Now Rewrite for Strategy
You've written your first draft; it's probably too long. Now comes the rewrite stage. You need to whittle away at the masterpiece you've created to be certain it conveys the clearest possible message as concisely as possible.

Shortening your copy to a length everybody will read is counter-productive. Instead, you need to focus your energies on the relative minority of the letter recipients who will be interested in the message. Write for the buyer, not the non-buyer.

And after that Rewrite for Style
Sales letters should be reader friendly. That means the letter appears easy to read, is easy on the eye, uses everyday language, and doesn't require you to be a Harvard grad or a determined masochist to get through it. You should also stick mostly to short paragraphs (ideally, those only three or four sentences long).

In the first paragraph, you sell the recipient on reading your letter; then in the letter, you sell your proposition. Thereafter be entertaining. Appeal to the senses. Use big impact words and phrases but make your letter reflect your or your businesses “personal style”.

Answer Questions and Objections
Unanswered questions and unresolved concerns sabotage sales letters! By carefully countering every possible question and objection, you put the ultimate sales presentation on paper. Remember you’re not there to react so the letter has to respond to every possible objection. The answers to most objections or questions should include most of these items: a direct answer to the question or objection, a verifying testimonial comment, case history, or story and a restatement of or reference to any guarantee/free trial offer made.

Phase 4: Check the Checklists

Time to go back to the beginning and to make sure you’ve covered all the bases.

Are you writing to your reader about what is most important to him/her (not you)?

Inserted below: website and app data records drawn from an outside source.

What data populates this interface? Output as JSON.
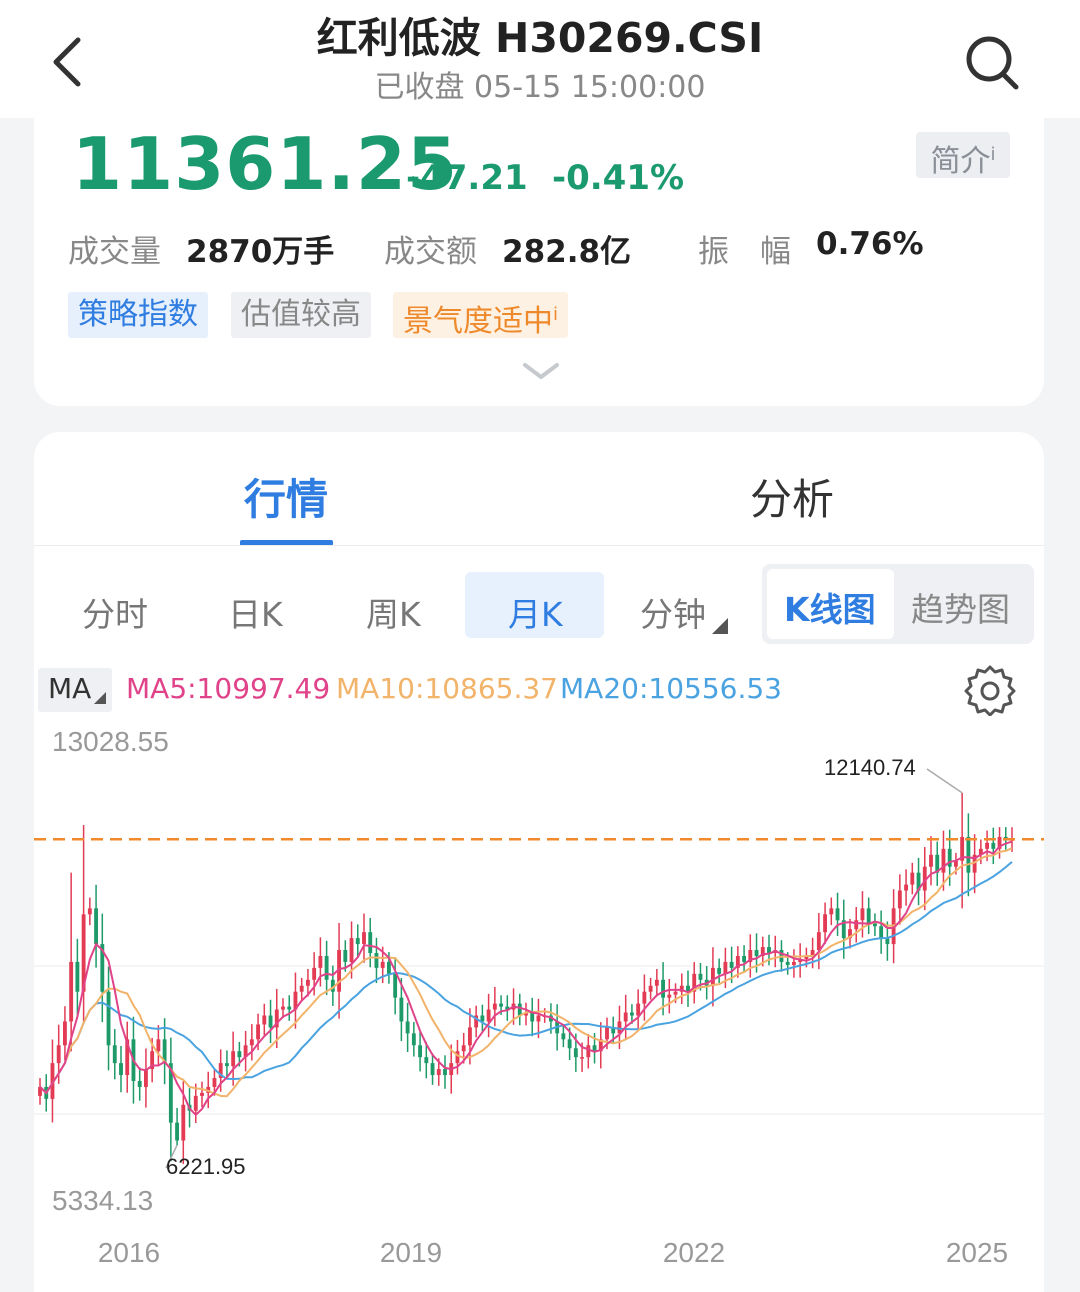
{
  "header": {
    "title": "红利低波 H30269.CSI",
    "subtitle": "已收盘 05-15 15:00:00"
  },
  "quote": {
    "price": "11361.25",
    "change": "-47.21",
    "change_pct": "-0.41%",
    "intro_label": "简介",
    "stats": [
      {
        "label": "成交量",
        "value": "2870万手"
      },
      {
        "label": "成交额",
        "value": "282.8亿"
      },
      {
        "label": "振　幅",
        "value": "0.76%"
      }
    ],
    "tags": [
      "策略指数",
      "估值较高",
      "景气度适中"
    ],
    "colors": {
      "down": "#1a9a6e",
      "accent": "#2f7de1"
    }
  },
  "tabs": [
    "行情",
    "分析"
  ],
  "periods": [
    "分时",
    "日K",
    "周K",
    "月K",
    "分钟"
  ],
  "selected_period": "月K",
  "chart_modes": [
    "K线图",
    "趋势图"
  ],
  "ma": {
    "label": "MA",
    "ma5": "MA5:10997.49",
    "ma10": "MA10:10865.37",
    "ma20": "MA20:10556.53",
    "colors": {
      "ma5": "#e0438a",
      "ma10": "#f2b36a",
      "ma20": "#4aa3e0"
    }
  },
  "chart_data": {
    "type": "candlestick",
    "y_max_label": "13028.55",
    "y_min_label": "5334.13",
    "ylim": [
      5334.13,
      13028.55
    ],
    "x_ticks": [
      "2016",
      "2019",
      "2022",
      "2025"
    ],
    "high_annotation": "12140.74",
    "low_annotation": "6221.95",
    "high_value": 12140.74,
    "low_value": 6221.95,
    "last_close": 11361.25,
    "colors": {
      "up": "#e23b53",
      "down": "#1d9a68",
      "ref_line": "#f08a2c"
    },
    "closes": [
      7200,
      7000,
      7600,
      7900,
      8300,
      9300,
      8800,
      10100,
      10200,
      9600,
      8800,
      7900,
      7600,
      7400,
      8000,
      7300,
      7200,
      7500,
      7800,
      8000,
      7600,
      6600,
      6300,
      6900,
      6800,
      7050,
      7100,
      7200,
      7350,
      7600,
      7550,
      7800,
      7700,
      7900,
      8000,
      8250,
      8400,
      8200,
      8500,
      8550,
      8500,
      8800,
      8900,
      9000,
      9200,
      9400,
      9000,
      8800,
      9500,
      9300,
      9700,
      9600,
      9800,
      9450,
      9200,
      9300,
      9100,
      8700,
      8300,
      8100,
      7900,
      7700,
      7600,
      7400,
      7500,
      7400,
      7600,
      7800,
      7900,
      8200,
      8400,
      8300,
      8500,
      8600,
      8550,
      8500,
      8600,
      8400,
      8450,
      8300,
      8400,
      8400,
      8300,
      8100,
      8000,
      7850,
      7700,
      7700,
      7900,
      7800,
      8000,
      8200,
      8100,
      8300,
      8450,
      8400,
      8600,
      8800,
      8900,
      9000,
      8700,
      8750,
      8800,
      8900,
      8800,
      9100,
      9000,
      8900,
      9200,
      9100,
      9300,
      9200,
      9400,
      9300,
      9500,
      9400,
      9550,
      9450,
      9500,
      9300,
      9250,
      9300,
      9350,
      9400,
      9500,
      9800,
      10100,
      10200,
      10000,
      9700,
      9850,
      10000,
      10200,
      9950,
      9900,
      9700,
      9600,
      10200,
      10500,
      10600,
      10800,
      10500,
      10900,
      11100,
      10800,
      11200,
      10900,
      11000,
      11400,
      10800,
      11100,
      11200,
      11300,
      11200,
      11400,
      11350,
      11361.25
    ]
  }
}
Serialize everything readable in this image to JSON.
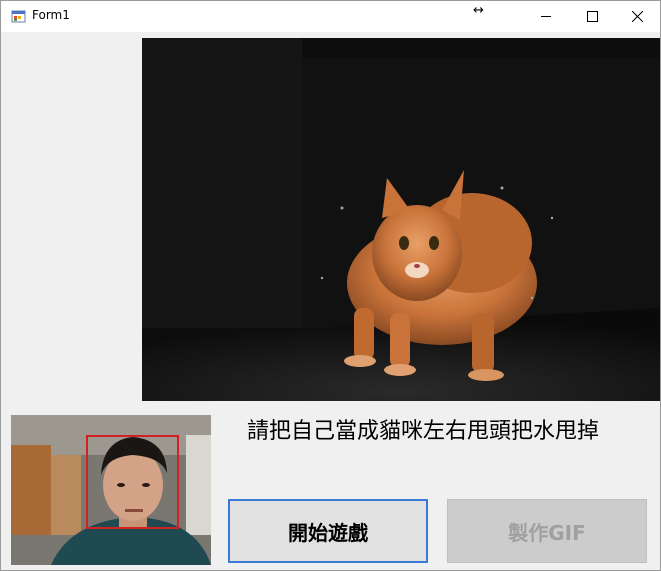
{
  "window": {
    "title": "Form1",
    "icon": "windows-form-icon",
    "controls": [
      "minimize-icon",
      "maximize-icon",
      "close-icon"
    ]
  },
  "game": {
    "instruction": "請把自己當成貓咪左右甩頭把水甩掉",
    "start_button": "開始遊戲",
    "gif_button": "製作GIF",
    "gif_button_enabled": false
  },
  "colors": {
    "face_box": "#d42020",
    "start_button_border": "#3a7bd5",
    "window_bg": "#f0f0f0"
  }
}
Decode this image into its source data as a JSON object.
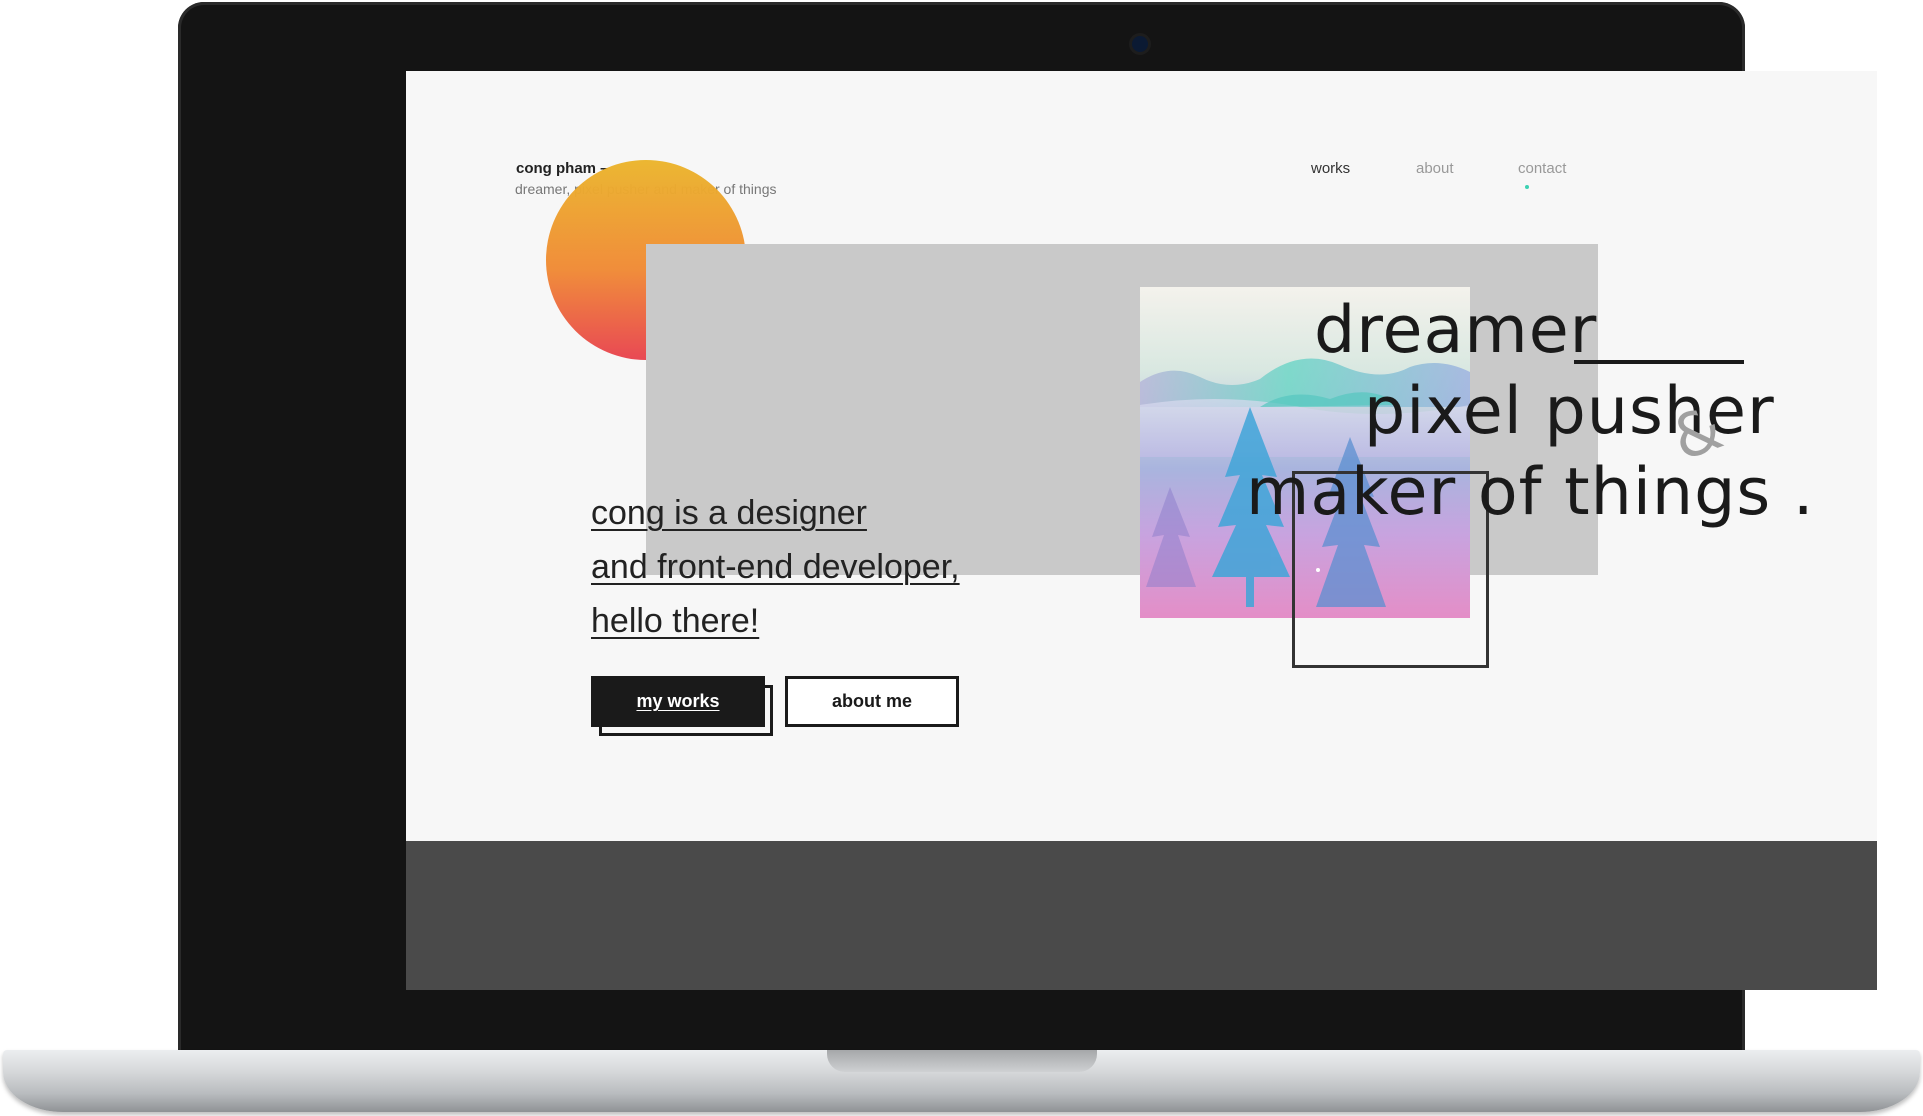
{
  "site": {
    "name": "cong pham –",
    "tagline": "dreamer, pixel pusher and maker of things"
  },
  "nav": {
    "items": [
      {
        "label": "works",
        "active": true
      },
      {
        "label": "about",
        "active": false
      },
      {
        "label": "contact",
        "active": false
      }
    ]
  },
  "hero": {
    "lines": [
      "dreamer",
      "pixel pusher",
      "maker of things ."
    ],
    "ampersand": "&"
  },
  "intro": {
    "lines": [
      "cong is a designer",
      "and front-end developer,",
      "hello there!"
    ]
  },
  "buttons": {
    "primary": "my works",
    "secondary": "about me"
  },
  "colors": {
    "accent_dot": "#3cd1b2",
    "sun_top": "#ebb52c",
    "sun_bottom": "#e8434f",
    "footer": "#4a4a4a"
  }
}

Did you build a list of every separate Feature of your product/offer?

Did you identify the disadvantages of your offer and flaws in your product? Did you develop “damaging admission copy” about those flaws?

Did you make a list of reasons not to respond? Did you raise and respond to the reasons not to respond?

Did you give careful thought to getting your letter delivered and/or through gatekeepers to its intended recipient?

Did you use an interesting story about yourself?

Were you interesting and entertaining? … Is the letter enjoyable to read?

Phase 5: Rewrite for Passion! Edit for Clarity!

It doesn’t matter what business you're in or who your prospects or customers are, they buy by emotion and then justify their choice with logic. The purely factual approach fails almost every time it's used. A sales letter needs an enthusiastic personality — and because it is ink on paper, not warm flesh and blood, the letter has to work harder at being enthusiastic. Cut out every word or phrase that fails to advance, strengthen, or reinforce your basic sales story. You're not editing to shorten. You are editing to clarify, and that will automatically shorten the letter.

Read the Letter Aloud It should “flow” smoothly, conversationally, whether read silently or aloud. If you find tongue twisters or hang-ups, fix them. The sales letter must read easily. Have a Young Child Read the Letter Aloud to You Any words or phrases the youngster has difficulty with should probably be changed.

Phase 6: Test before Transmit.

Now is the time for you to put together the best mockup of the entire mailing that you can, with all the enclosures, then mail it to yourself. Your objective here is to receive it, see it, and handle it in the context of your normal stack of mail. If your piece is of such a size that it will be roughed up and damaged by the post office, you should know that. If your piece does not compare well to the other mail you receive on an average day, you should know that.

Happy? Then re-test with a sample of “friendly” customers. Ask them what they thought. Did the letter appeal to them? Were they enticed by the offer? Did the letter stand out? Again the checklists are valuable here and the same questions should be asked.

So there we are -Six phases for one letter. Seems excessive? Maybe, but the end will justify the means.